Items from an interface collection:

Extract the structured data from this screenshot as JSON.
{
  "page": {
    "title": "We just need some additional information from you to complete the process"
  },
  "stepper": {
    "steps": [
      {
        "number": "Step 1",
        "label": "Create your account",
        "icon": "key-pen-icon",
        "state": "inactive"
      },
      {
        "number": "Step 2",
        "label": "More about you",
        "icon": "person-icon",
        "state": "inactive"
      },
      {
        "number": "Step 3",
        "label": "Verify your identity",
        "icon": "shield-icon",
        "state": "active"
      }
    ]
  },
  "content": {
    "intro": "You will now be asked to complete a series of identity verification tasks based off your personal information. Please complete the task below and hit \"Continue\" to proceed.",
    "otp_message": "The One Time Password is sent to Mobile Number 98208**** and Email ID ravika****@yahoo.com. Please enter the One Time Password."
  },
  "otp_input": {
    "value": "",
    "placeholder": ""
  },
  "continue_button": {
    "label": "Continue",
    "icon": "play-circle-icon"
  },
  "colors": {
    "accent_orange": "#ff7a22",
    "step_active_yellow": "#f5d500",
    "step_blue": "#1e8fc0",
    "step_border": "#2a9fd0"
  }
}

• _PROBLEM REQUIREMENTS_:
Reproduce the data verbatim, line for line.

• _YOUR SOLUTION_:
Extract the structured data from this screenshot as JSON.
{
  "page": {
    "title": "We just need some additional information from you to complete the process"
  },
  "stepper": {
    "steps": [
      {
        "number": "Step 1",
        "label": "Create your account",
        "icon": "key-pen-icon",
        "state": "inactive"
      },
      {
        "number": "Step 2",
        "label": "More about you",
        "icon": "person-icon",
        "state": "inactive"
      },
      {
        "number": "Step 3",
        "label": "Verify your identity",
        "icon": "shield-icon",
        "state": "active"
      }
    ]
  },
  "content": {
    "intro": "You will now be asked to complete a series of identity verification tasks based off your personal information. Please complete the task below and hit \"Continue\" to proceed.",
    "otp_message": "The One Time Password is sent to Mobile Number 98208**** and Email ID ravika****@yahoo.com. Please enter the One Time Password."
  },
  "otp_input": {
    "value": "",
    "placeholder": ""
  },
  "continue_button": {
    "label": "Continue",
    "icon": "play-circle-icon"
  },
  "colors": {
    "accent_orange": "#ff7a22",
    "step_active_yellow": "#f5d500",
    "step_blue": "#1e8fc0",
    "step_border": "#2a9fd0"
  }
}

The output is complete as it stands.